So when I work with athletes I always make sure to distinguish what characterizes effective practice.  I believe that there is no greater influence on performance than the quality of one’s practice, and as such the majority of my coaching is spent coaching athletes how to make their practice most efficient and effective.  Of course there are some genetic factors which influence performance as well, but over time an average athlete who practices well will always outperform an exceptional athlete who practices poorly.

After a few years of searching for the essentials of deliberate training, I have developed a nice simple approach which I share with all of the athletes I encounter.  Essentially, my suggestion is that great practice entails three key variables that must be found in every training session:

DELIBERATE PRACTICE

1- Awareness

2- Measurement

3- Consequence

1) The Awareness stage of training involves you being “fascinated”.  Spend this time with great focus and don’t be afraid to roll a few putts with eyes closed, or ear plugs, or one handed, etc…  By shutting off one of your senses, you heighten the others, so often you will be more in tune with a sensory experience when you try to deepen your experience by changing variables.

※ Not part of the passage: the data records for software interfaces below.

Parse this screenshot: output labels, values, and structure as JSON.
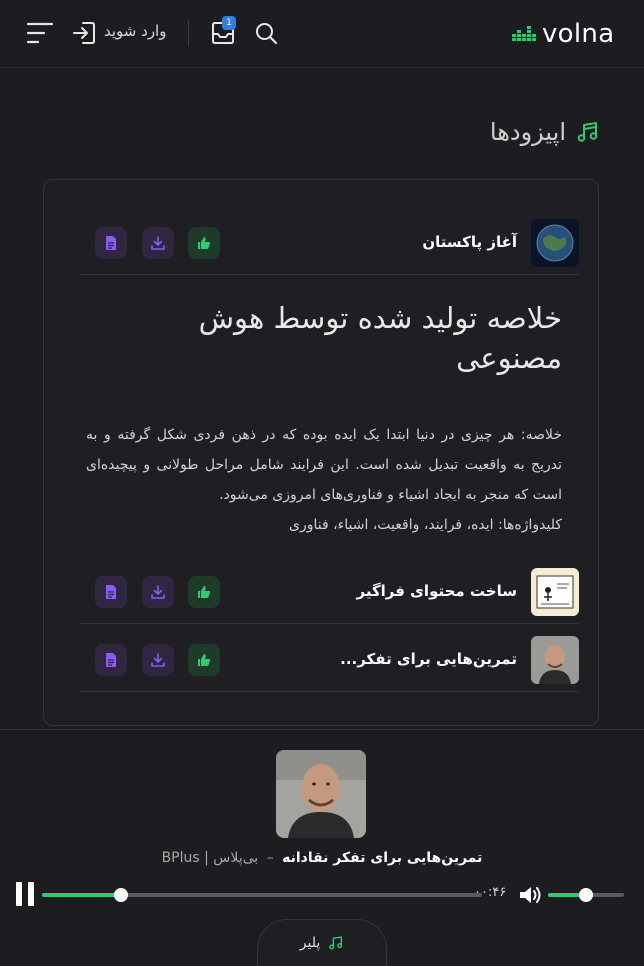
{
  "header": {
    "logo_text": "volna",
    "login_label": "وارد شوید",
    "inbox_badge": "1",
    "icons": [
      "menu-icon",
      "login-icon",
      "inbox-icon",
      "search-icon"
    ]
  },
  "section": {
    "title": "اپیزودها",
    "icon": "music-note-icon"
  },
  "episodes": [
    {
      "title": "آغاز پاکستان",
      "thumb": "earth-thumb"
    },
    {
      "title": "ساخت محتوای فراگیر",
      "thumb": "illustration-thumb"
    },
    {
      "title": "تمرین‌هایی برای تفکر...",
      "thumb": "man-thumb"
    }
  ],
  "ai_summary": {
    "title": "خلاصه تولید شده توسط هوش مصنوعی",
    "text": "خلاصه: هر چیزی در دنیا ابتدا یک ایده بوده که در ذهن فردی شکل گرفته و به تدریج به واقعیت تبدیل شده است. این فرایند شامل مراحل طولانی و پیچیده‌ای است که منجر به ایجاد اشیاء و فناوری‌های امروزی می‌شود.",
    "keywords": "کلیدواژه‌ها: ایده، فرایند، واقعیت، اشیاء، فناوری"
  },
  "player": {
    "now_playing_title": "تمرین‌هایی برای تفکر نقادانه",
    "separator": "–",
    "podcast": "بی‌پلاس | BPlus",
    "elapsed": "۰۰:۴۶",
    "progress": 0.18,
    "volume": 0.5,
    "tab_label": "پلیر"
  },
  "colors": {
    "accent_green": "#2ecc71",
    "action_purple": "#8a5cf6",
    "badge_blue": "#2f7fe8"
  }
}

2) The Measurement stage is your testing component, and this is where confidence will grow from.  It is a reality check at first – a true gauge of where your skills are at – but gradually this reality is what will breed confidence and trust.  The more you measure when you practice, the more you apply some of the pressure you’ll encounter in the game, and the more you will learn about whether your skills are holding up at the percentages you need.

3) The Consequence stage is where you really try to bridge the gap between practice and play.  This is where you try to simulate the psychological space of golf by “competing” while you train.  Set a target and don’t leave until you achieve it.  And design this stage so that it’s as close to the golf experience as possible – i.e mark your ball, pull the flag, take your normal amount of time, etc…  To anyone who has ever muttered “but I was doing so well when I warmed up” you must accept that you bridge the gap between practice and play by adding consequence to your practice.

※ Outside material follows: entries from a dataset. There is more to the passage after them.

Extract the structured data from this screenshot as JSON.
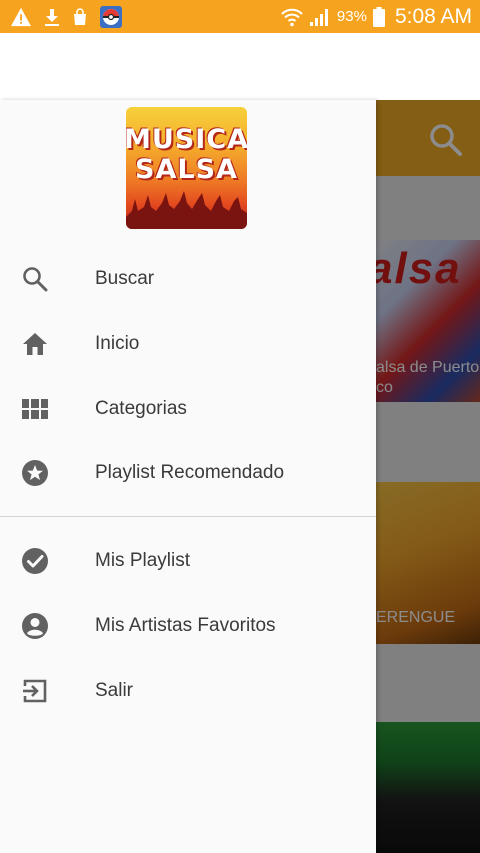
{
  "status_bar": {
    "battery_percent": "93%",
    "time": "5:08 AM",
    "background_color": "#f6a41f",
    "icons": [
      "warning-icon",
      "download-icon",
      "bag-icon",
      "pokeball-icon",
      "wifi-icon",
      "signal-icon",
      "battery-icon"
    ]
  },
  "drawer": {
    "logo": {
      "line1": "MUSICA",
      "line2": "SALSA"
    },
    "menu": [
      {
        "label": "Buscar",
        "icon": "search-icon"
      },
      {
        "label": "Inicio",
        "icon": "home-icon"
      },
      {
        "label": "Categorias",
        "icon": "grid-icon"
      },
      {
        "label": "Playlist Recomendado",
        "icon": "star-circle-icon"
      },
      {
        "label": "Mis Playlist",
        "icon": "check-circle-icon"
      },
      {
        "label": "Mis Artistas Favoritos",
        "icon": "account-circle-icon"
      },
      {
        "label": "Salir",
        "icon": "exit-icon"
      }
    ]
  },
  "background": {
    "accent_color": "#f1ac25",
    "cards": [
      {
        "title_line1": "alsa de Puerto",
        "title_line2": "co"
      },
      {
        "title": "ERENGUE"
      },
      {
        "title": ""
      }
    ]
  }
}
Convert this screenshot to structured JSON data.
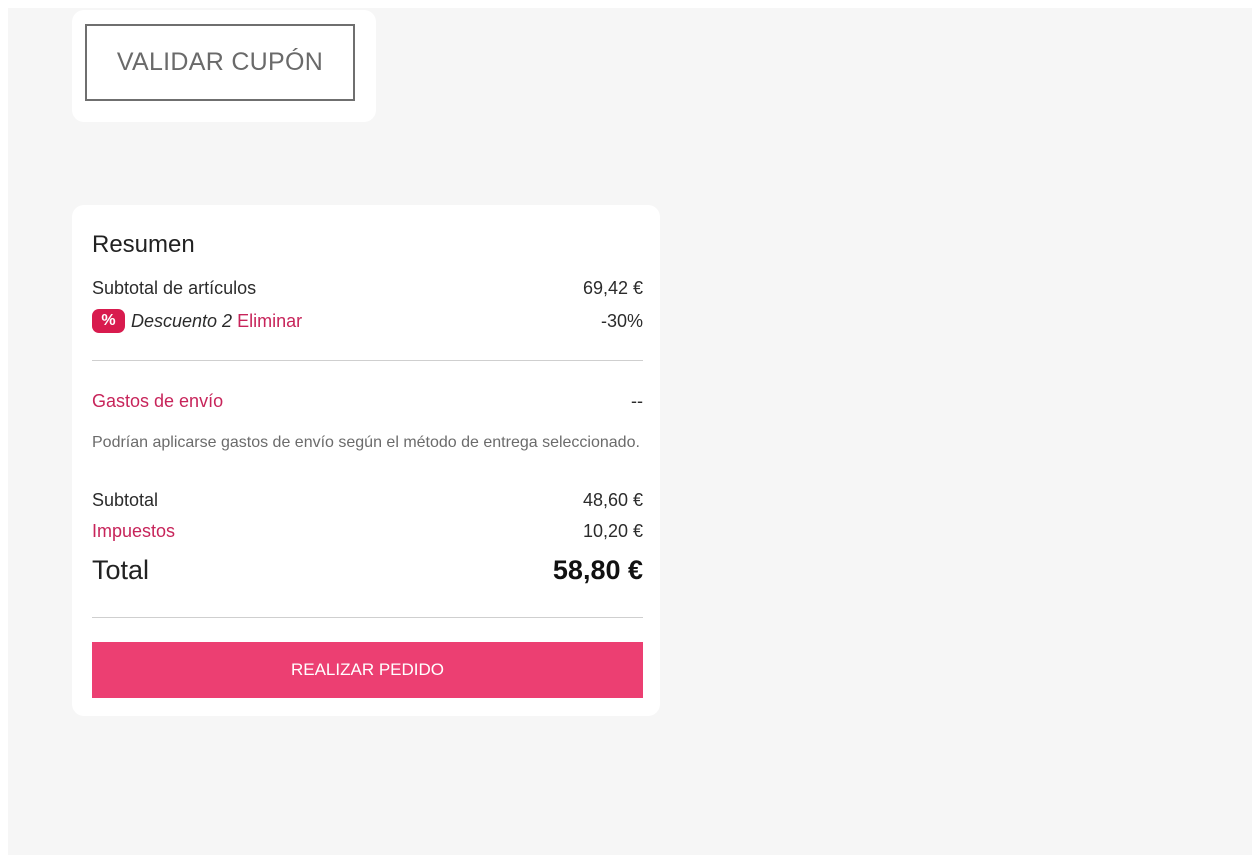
{
  "coupon": {
    "validate_label": "VALIDAR CUPÓN"
  },
  "summary": {
    "title": "Resumen",
    "items_subtotal_label": "Subtotal de artículos",
    "items_subtotal_value": "69,42 €",
    "discount": {
      "badge": "%",
      "name": "Descuento 2",
      "remove_label": "Eliminar",
      "value": "-30%"
    },
    "shipping_label": "Gastos de envío",
    "shipping_value": "--",
    "shipping_note": "Podrían aplicarse gastos de envío según el método de entrega seleccionado.",
    "subtotal_label": "Subtotal",
    "subtotal_value": "48,60 €",
    "taxes_label": "Impuestos",
    "taxes_value": "10,20 €",
    "total_label": "Total",
    "total_value": "58,80 €",
    "place_order_label": "REALIZAR PEDIDO"
  },
  "colors": {
    "accent": "#ec3f72",
    "link": "#c7245a",
    "badge": "#d81b4e",
    "background": "#f6f6f6"
  }
}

And so according to this, a classic example of an efficient training module for putting might look as follows:

  1. Spend a few minutes searching out a feeling/sensation that you can be fascinated with while you putt with one ball.  Examples of sensory experiences that can be fascinating include: focusing on tempo of stroke, tension in hands, balance in feet, focus of your gaze, etc…(Awareness)
  2. Run through the Par/Birdie drill to test out this sensation you’ve committed to (Measurement)
  3. Go through a 9 hole course on the practice green, where again your intention is to commit fully to that fascinating sensation, and keep at it until you achieve a score that you’ve set (could be 18 strokes for 9 holes, or something similar). (Consequence)

So for your next practice session be sure to incorporate Awareness, Measurement, and Consequence.  Ten thousand hours of this type of training – training that incorporates fascination, testing and simulation – and you will certainly be an extraordinary talent at whatever it is that you train.  And for anyone who can’t quite spare the ten thousand hours, then I would suggest that your skills will improve with every hour of deliberate training that you put in, so start with one hour and see where it goes…

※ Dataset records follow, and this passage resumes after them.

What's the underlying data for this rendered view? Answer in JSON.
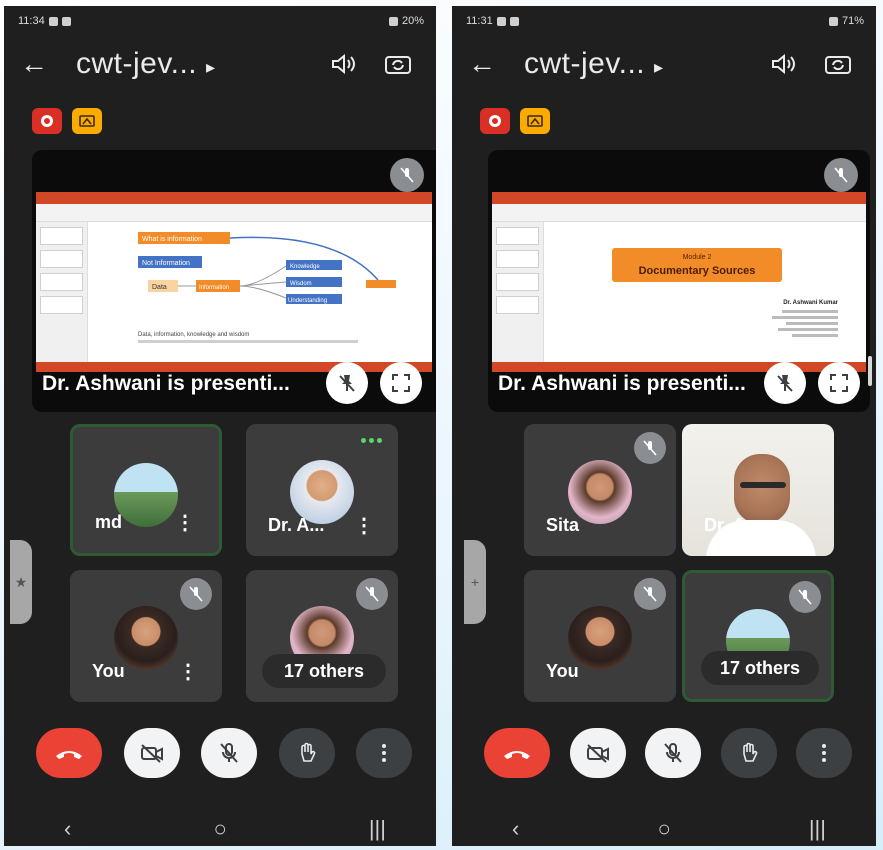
{
  "phones": [
    {
      "status_time": "11:34",
      "status_right": "20%",
      "meeting_title": "cwt-jev...",
      "presenter_caption": "Dr. Ashwani is presenti...",
      "slide": {
        "boxes": [
          "What is information",
          "Not Information",
          "Data",
          "Information",
          "Knowledge",
          "Wisdom",
          "Understanding"
        ],
        "footnote": "Data, information, knowledge and wisdom"
      },
      "tiles": [
        {
          "name": "md",
          "more": "⋮"
        },
        {
          "name": "Dr. A...",
          "more": "⋮"
        },
        {
          "name": "You",
          "more": "⋮"
        },
        {
          "name": "17 others"
        }
      ]
    },
    {
      "status_time": "11:31",
      "status_right": "71%",
      "meeting_title": "cwt-jev...",
      "presenter_caption": "Dr. Ashwani is presenti...",
      "slide": {
        "heading_small": "Module 2",
        "heading": "Documentary Sources",
        "author_name": "Dr. Ashwani Kumar"
      },
      "tiles": [
        {
          "name": "Sita"
        },
        {
          "name": "Dr. A..."
        },
        {
          "name": "You"
        },
        {
          "name": "17 others"
        }
      ]
    }
  ],
  "colors": {
    "end_call": "#ea4335",
    "record_badge": "#d93025",
    "share_badge": "#f9ab00",
    "active_border": "#2e5b34",
    "slide_accent": "#d24726",
    "slide_box_orange": "#f28c28",
    "slide_box_blue": "#4472c4"
  },
  "icons": {
    "back": "←",
    "title_arrow": "▸",
    "nav_back": "‹",
    "nav_home": "○",
    "nav_recents": "|||"
  }
}
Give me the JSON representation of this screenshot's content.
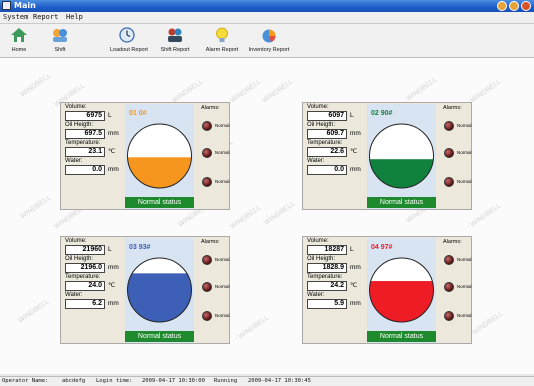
{
  "window": {
    "title": "Main"
  },
  "menu": [
    {
      "label": "System"
    },
    {
      "label": "Report"
    },
    {
      "label": "Help"
    }
  ],
  "toolbar": [
    {
      "label": "Home",
      "icon": "home-icon"
    },
    {
      "label": "Shift",
      "icon": "shift-icon"
    },
    {
      "label": "Loadout Report",
      "icon": "clock-icon"
    },
    {
      "label": "Shift Report",
      "icon": "team-icon"
    },
    {
      "label": "Alarm Report",
      "icon": "bulb-icon"
    },
    {
      "label": "Inventory Report",
      "icon": "inventory-icon"
    }
  ],
  "watermark": "WINDBELL",
  "labels": {
    "volume": "Volume:",
    "oil_height": "Oil Heigth:",
    "temperature": "Temperature:",
    "water": "Water:",
    "alarms": "Alarms:",
    "unit_volume": "L",
    "unit_height": "mm",
    "unit_temp": "℃",
    "unit_water": "mm"
  },
  "tanks": [
    {
      "id": "01",
      "oil": "0#",
      "volume": "6975",
      "oil_height": "697.5",
      "temperature": "23.1",
      "water": "0.0",
      "status": "Normal status",
      "fill_fraction": 0.48,
      "color": "#f7961e",
      "label_color": "#f7961e",
      "alarms": [
        "Normal",
        "Normal",
        "Normal"
      ]
    },
    {
      "id": "02",
      "oil": "90#",
      "volume": "6097",
      "oil_height": "609.7",
      "temperature": "22.6",
      "water": "0.0",
      "status": "Normal status",
      "fill_fraction": 0.45,
      "color": "#11823d",
      "label_color": "#11823d",
      "alarms": [
        "Normal",
        "Normal",
        "Normal"
      ]
    },
    {
      "id": "03",
      "oil": "93#",
      "volume": "21960",
      "oil_height": "2196.0",
      "temperature": "24.0",
      "water": "6.2",
      "status": "Normal status",
      "fill_fraction": 0.76,
      "color": "#3d5fb6",
      "label_color": "#3d5fb6",
      "alarms": [
        "Normal",
        "Normal",
        "Normal"
      ]
    },
    {
      "id": "04",
      "oil": "97#",
      "volume": "18287",
      "oil_height": "1828.9",
      "temperature": "24.2",
      "water": "5.9",
      "status": "Normal status",
      "fill_fraction": 0.64,
      "color": "#ee1c24",
      "label_color": "#ee1c24",
      "alarms": [
        "Normal",
        "Normal",
        "Normal"
      ]
    }
  ],
  "statusbar": {
    "operator_label": "Operator Name:",
    "operator": "abcdefg",
    "login_label": "Login time:",
    "login_time": "2009-04-17 10:30:00",
    "running_label": "Running",
    "running_time": "2009-04-17 10:30:45"
  }
}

* The debate between those who believe that talent is innate and those who believe it can be learned is a hot one in performance studies around the world.  Some examples of arguments against Ericsson and the 10000 hours  – 1 – 2 – 3

7 Comments

  1. Great post, Jon! Very well synthesized A-M-C quality practice framework. Love it.

  2. kenneth nilsso says:

    Great reading, i will share w a copjple of players

    • Hey Thanks Kenneth

      I’m glad if you can put it to use and I’ll look forward to your continued engagement with my posts.

      I appreciate the interest and look forward to hearing more from you in the future…

  3. Pingback: How to plan a junior golfers competitive schedule

  4. Great information Jon. You and Jeff are always on the leading edge. Or slightly ahead!

Leave a Reply

Your email address will not be published. Required fields are marked *

*